How To Make the Perfect Kick Drum | Tech
How To balance a kick drum and bassline
If Resident Advisor did an end of year Top 100 production questions asked, its a fairly safe bet that, How to Create the Perfect Kick Drum, would probably clinch the number 1 spot. To some readers this question maybe as frustrating as hearing a professional footballer describe their teams performance with the same monosyllabic cliches week after week. However whilst a footballer can get away with a limited range of adjectives, a producer cannot get away with a flimsy kick drum. So how to make you kick thump harder than a disgruntled english football fan?
As producers ourselves we have read & watched numerous tutorials on layering, compression, parallel compression, equalisation etc etc, however often times our kicks have still left us disappointed. It wasnt until we started to explore and understand frequency ranges and the differing properties of those ranges that things started to really click into place. Its all well and good having you eyes on the prize and layering your kicks like a prized Pavlova, but without understanding the fundamentals of the frequency spectrum your kick may never be as tasty as you were hoping for. So before we get started a little introductory science…
Kick Drum Frequency

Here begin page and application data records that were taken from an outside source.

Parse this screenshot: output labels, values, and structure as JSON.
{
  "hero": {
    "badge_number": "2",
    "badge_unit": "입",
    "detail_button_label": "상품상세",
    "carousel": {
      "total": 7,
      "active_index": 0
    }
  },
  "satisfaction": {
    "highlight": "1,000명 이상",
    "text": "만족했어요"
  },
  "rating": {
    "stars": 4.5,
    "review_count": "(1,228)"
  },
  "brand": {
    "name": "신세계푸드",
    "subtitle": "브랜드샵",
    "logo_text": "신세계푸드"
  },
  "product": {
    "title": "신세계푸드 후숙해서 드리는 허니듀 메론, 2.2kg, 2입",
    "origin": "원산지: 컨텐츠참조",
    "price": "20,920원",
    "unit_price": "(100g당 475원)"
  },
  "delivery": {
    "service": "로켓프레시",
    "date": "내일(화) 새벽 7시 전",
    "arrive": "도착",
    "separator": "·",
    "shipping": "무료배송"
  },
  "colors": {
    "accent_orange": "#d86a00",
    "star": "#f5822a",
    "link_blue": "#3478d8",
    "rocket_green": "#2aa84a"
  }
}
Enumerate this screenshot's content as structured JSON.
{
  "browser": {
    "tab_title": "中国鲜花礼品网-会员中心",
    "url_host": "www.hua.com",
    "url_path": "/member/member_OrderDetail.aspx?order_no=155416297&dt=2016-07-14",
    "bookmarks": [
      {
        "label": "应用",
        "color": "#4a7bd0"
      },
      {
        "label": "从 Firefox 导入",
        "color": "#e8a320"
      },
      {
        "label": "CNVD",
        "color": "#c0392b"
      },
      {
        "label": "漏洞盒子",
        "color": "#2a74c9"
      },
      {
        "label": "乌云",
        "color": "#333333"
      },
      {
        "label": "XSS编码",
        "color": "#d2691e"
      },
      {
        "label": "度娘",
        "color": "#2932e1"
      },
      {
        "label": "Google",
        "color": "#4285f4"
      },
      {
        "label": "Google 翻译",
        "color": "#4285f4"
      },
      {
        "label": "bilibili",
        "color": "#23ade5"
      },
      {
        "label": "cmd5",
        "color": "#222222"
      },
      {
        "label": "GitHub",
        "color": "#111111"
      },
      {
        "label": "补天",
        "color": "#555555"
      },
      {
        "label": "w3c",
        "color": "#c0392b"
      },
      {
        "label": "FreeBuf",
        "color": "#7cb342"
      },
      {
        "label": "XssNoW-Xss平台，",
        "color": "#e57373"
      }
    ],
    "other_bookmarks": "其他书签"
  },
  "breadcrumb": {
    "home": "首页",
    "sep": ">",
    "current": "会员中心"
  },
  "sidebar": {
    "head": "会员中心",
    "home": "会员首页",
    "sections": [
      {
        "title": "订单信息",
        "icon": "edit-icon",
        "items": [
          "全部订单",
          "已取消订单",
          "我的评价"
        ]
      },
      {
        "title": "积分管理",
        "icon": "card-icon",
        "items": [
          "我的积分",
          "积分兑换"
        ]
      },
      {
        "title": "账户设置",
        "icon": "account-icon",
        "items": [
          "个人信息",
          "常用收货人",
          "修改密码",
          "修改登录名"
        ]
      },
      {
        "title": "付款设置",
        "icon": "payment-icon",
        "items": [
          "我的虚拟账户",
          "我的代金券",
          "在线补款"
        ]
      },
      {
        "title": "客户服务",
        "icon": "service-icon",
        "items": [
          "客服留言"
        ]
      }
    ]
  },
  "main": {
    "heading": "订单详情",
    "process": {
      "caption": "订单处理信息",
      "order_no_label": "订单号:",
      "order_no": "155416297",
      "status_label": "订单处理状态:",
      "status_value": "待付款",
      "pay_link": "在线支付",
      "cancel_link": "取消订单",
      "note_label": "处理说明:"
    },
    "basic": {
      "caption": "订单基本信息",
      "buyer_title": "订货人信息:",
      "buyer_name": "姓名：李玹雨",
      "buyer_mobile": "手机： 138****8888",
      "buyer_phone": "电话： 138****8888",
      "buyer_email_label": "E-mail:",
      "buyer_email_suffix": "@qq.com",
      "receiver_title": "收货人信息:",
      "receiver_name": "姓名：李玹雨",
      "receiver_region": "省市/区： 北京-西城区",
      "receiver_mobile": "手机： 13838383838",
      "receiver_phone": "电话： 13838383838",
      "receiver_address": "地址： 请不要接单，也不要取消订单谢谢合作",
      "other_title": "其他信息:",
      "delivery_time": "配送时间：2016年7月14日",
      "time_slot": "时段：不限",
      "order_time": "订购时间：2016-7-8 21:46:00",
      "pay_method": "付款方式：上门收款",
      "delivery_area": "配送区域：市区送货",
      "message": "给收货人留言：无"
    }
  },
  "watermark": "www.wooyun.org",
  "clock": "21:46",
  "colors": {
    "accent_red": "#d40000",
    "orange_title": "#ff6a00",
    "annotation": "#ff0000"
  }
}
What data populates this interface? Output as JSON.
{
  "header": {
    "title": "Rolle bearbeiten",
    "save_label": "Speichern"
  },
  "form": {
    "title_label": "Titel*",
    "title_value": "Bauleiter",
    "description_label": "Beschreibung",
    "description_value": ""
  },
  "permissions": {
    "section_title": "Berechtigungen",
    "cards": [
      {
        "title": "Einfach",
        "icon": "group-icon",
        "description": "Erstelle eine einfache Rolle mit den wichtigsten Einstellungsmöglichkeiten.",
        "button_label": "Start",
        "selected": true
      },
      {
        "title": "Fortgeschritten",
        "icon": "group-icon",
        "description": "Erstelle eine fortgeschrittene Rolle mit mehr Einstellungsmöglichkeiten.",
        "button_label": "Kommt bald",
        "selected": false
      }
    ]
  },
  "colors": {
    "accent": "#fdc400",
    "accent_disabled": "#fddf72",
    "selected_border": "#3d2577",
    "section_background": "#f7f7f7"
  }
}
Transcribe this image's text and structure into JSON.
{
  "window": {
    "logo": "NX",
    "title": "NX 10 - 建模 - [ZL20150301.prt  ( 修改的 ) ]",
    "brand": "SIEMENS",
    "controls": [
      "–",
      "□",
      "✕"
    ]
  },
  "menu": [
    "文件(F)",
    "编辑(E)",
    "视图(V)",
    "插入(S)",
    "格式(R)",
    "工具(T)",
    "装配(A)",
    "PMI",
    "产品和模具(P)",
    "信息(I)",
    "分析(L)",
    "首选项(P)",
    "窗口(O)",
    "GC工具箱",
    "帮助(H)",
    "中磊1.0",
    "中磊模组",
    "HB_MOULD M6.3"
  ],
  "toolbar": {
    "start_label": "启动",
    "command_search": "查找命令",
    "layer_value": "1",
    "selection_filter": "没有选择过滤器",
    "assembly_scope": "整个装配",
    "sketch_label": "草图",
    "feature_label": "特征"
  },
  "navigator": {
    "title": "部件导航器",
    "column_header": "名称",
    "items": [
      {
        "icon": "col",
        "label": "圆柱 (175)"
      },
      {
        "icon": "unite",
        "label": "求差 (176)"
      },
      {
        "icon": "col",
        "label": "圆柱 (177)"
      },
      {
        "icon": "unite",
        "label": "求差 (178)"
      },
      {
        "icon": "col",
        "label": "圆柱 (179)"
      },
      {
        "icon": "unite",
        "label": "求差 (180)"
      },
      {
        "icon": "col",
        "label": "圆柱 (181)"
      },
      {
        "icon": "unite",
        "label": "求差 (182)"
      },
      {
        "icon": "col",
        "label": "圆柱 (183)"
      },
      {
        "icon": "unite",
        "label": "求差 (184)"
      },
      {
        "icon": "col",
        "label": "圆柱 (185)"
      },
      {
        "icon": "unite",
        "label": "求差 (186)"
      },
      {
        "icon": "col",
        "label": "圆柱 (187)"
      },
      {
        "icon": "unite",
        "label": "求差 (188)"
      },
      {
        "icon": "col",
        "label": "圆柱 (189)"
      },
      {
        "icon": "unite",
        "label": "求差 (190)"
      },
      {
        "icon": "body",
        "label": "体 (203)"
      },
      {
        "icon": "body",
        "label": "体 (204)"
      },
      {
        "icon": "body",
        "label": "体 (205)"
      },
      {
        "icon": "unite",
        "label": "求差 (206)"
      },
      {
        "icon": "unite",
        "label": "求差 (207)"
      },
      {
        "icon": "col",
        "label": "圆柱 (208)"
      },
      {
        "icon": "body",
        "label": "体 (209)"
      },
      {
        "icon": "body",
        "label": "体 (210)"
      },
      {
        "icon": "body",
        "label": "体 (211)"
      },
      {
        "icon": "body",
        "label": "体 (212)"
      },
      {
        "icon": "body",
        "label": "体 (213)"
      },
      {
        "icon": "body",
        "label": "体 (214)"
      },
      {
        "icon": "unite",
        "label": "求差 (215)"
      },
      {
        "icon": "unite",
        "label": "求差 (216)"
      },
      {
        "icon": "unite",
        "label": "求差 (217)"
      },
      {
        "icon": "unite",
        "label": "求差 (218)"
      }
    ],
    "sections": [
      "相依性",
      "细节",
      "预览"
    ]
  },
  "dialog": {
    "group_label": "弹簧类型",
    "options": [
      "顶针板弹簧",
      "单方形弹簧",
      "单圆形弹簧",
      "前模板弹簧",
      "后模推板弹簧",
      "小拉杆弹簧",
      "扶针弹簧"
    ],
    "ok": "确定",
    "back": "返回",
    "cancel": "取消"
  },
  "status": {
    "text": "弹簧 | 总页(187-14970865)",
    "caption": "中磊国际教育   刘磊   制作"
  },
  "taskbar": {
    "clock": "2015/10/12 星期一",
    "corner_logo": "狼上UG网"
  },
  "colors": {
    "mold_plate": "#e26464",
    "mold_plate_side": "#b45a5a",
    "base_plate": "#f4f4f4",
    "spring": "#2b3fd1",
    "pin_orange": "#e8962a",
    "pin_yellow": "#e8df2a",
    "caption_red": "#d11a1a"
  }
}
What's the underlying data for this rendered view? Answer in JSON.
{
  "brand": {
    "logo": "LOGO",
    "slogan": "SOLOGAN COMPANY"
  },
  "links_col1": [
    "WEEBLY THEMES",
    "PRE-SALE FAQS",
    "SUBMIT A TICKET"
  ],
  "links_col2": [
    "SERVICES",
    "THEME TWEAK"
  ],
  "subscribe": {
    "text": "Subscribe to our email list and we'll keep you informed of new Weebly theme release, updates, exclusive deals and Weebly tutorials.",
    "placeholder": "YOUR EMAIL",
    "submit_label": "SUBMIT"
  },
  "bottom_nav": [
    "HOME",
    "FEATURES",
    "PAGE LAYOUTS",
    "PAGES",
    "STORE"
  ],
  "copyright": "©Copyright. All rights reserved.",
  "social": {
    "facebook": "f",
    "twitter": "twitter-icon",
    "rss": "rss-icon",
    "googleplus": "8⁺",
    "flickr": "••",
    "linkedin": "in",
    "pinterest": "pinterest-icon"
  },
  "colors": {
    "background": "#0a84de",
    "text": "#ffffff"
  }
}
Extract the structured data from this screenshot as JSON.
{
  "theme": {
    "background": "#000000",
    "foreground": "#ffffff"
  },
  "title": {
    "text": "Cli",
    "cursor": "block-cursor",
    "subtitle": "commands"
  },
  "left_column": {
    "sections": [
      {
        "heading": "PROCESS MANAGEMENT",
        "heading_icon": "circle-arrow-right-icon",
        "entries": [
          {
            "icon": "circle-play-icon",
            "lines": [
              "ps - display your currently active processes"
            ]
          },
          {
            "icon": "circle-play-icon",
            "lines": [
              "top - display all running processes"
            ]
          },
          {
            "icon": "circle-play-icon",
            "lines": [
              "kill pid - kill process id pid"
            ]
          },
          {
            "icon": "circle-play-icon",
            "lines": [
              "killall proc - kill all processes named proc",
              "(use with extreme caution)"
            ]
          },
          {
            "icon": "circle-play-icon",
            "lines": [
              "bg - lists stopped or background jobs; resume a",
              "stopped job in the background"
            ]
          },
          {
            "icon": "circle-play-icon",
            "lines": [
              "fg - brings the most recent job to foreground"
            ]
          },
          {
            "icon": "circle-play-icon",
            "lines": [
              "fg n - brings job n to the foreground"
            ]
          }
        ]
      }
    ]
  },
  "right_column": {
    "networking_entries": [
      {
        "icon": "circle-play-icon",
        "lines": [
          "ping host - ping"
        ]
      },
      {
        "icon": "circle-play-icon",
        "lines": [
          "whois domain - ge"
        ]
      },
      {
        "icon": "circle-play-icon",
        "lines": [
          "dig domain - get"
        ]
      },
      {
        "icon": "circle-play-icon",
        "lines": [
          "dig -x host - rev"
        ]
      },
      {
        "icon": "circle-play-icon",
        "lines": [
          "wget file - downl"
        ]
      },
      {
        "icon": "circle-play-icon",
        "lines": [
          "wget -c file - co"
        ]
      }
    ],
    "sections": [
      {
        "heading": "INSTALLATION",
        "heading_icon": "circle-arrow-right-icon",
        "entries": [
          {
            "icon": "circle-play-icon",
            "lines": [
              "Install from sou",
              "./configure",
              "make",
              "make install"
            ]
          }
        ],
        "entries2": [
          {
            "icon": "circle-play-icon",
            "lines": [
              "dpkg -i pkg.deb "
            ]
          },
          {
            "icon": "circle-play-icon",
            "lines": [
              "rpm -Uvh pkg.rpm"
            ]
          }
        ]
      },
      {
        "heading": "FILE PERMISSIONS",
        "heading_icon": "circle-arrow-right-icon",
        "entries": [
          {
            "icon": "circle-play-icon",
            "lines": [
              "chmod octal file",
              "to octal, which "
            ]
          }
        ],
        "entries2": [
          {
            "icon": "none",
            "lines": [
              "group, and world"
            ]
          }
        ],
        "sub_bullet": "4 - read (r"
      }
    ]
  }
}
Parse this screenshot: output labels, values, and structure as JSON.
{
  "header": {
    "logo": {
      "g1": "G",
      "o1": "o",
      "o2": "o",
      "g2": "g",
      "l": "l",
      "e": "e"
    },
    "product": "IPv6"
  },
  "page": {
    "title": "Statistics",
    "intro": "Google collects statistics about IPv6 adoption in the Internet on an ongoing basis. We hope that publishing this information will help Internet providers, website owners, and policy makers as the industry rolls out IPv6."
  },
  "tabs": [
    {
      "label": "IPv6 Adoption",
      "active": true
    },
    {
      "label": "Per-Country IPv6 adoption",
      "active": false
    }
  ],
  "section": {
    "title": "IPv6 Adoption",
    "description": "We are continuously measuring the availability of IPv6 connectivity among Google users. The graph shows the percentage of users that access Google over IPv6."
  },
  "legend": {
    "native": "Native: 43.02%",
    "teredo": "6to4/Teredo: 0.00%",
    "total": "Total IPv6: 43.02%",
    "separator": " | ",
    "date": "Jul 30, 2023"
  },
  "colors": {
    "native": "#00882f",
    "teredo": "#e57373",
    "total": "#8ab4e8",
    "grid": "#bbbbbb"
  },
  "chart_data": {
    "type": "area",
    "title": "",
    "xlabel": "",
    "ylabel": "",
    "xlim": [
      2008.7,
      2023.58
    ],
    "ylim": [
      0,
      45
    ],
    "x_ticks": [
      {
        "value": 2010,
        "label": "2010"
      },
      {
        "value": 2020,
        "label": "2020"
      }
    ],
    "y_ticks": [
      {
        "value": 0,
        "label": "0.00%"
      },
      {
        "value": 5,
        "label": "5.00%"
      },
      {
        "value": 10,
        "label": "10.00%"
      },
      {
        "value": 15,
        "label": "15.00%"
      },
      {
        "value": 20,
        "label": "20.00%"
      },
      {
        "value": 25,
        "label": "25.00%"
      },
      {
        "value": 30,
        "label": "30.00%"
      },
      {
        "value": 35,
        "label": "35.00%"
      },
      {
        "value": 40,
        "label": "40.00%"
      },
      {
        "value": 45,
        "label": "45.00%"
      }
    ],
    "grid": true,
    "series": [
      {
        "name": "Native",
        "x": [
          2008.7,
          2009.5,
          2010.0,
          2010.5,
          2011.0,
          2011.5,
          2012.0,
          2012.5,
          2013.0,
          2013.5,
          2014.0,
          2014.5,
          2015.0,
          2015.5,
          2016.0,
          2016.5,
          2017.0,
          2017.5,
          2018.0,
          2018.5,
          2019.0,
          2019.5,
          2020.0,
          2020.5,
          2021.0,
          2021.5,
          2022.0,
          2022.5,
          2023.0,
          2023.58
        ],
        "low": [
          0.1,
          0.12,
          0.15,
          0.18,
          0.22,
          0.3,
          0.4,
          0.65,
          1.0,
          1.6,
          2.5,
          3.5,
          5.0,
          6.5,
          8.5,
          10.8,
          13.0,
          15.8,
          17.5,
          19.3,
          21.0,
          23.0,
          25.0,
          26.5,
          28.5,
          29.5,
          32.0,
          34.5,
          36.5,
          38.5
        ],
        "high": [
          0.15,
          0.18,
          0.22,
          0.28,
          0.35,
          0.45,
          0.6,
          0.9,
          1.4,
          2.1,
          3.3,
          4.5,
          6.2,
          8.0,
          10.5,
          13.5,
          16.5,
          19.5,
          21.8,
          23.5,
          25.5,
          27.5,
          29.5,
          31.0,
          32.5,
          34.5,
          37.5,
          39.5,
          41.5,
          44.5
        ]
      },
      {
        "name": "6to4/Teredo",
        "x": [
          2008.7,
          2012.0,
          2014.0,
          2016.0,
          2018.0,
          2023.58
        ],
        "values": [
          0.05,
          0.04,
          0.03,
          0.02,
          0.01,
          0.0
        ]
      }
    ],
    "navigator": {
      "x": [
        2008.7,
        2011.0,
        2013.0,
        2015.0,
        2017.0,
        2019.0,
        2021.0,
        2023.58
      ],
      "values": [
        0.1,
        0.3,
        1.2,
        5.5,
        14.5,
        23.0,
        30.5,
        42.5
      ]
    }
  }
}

[Sub Bass: 20Hz – 60Hz] Sub Bass is felt more than heard and depending on the genre you are making a decision has to be made on whether the kick or the bassline will occupy this region. If its the kick a good starting point is a standard 808 kick or using a pure sine wave for this layer.
[Bass: 60Hz – 250Hz] In regards to your Kick Drum this is perhaps the key frequency range as the fundamental frequency, or note, of the kick drum will be found here. Like any other instrument a kick will have a root note or a fundamental frequency followed by additional harmonics and this is where the debate over tuning your kick comes in. Generally speaking a kick drum is considered to be an unpitched percussion instrument, however like any sound its possible for it to have a clearly audible tone which may clash harmonically with the rest of your music. What you are mostly looking for is the kick to provide rhythm not necessarily tone, therefore if your ear is picking up some sort of clash try tweaking the tuning. Links to tuning in Ableton and Logic. Tuning aside we know need to consider some other key frequencies.
[60Hz-100Hz] – Thud & Punch
[200Hz-400Hz] – Mud/Boominess & Warmth.
[1.5kHz-6kHz] – Beater snap tends to sit in this region and needs to be carefully considered to ensure your kick still cuts through the mix on smaller speakers or laptops, which tend to shelve off anything below 80Hz.
[6kHz-10kHz] – Clarity & Brightness. Anything above 10kHz tends to be irrelevant, but dont take our word for it, use your ears and EQ accordingly.
Ok thats enough science and reading. Below we have selected three video tutorials which should take what you already know and what you’ve learned above and apply it practically. All three videos contain relevant knowledge regardless of the DAW you are using.
So there we go, hopefully this article has given you a good starting point when it comes to producing the ‘Perfect Kick Drum’. However there is much to learn, so keeping reading, experimenting and above all keep patient.
How To Layer A Kick Drum in Logic
How To Layer A Kick Drum in Battery
How To Layer A Kick Drum in Ableton
So there we go, hopefully this article has given you a good startin
Related Reading & Video Tutorials
Interactive Frequency Chart: [Click Here]
How To Balance Kick & Bass [Future Music Magazine]
Layering with a Sine Wave [Music Tutsplus]
How To Craft The Perfect Bottom End [Sound on Sound]
A Guide To Effective EQ [Sound on Sound]
Low End Theory: EQing Kicks & Bass [Resident Advisor]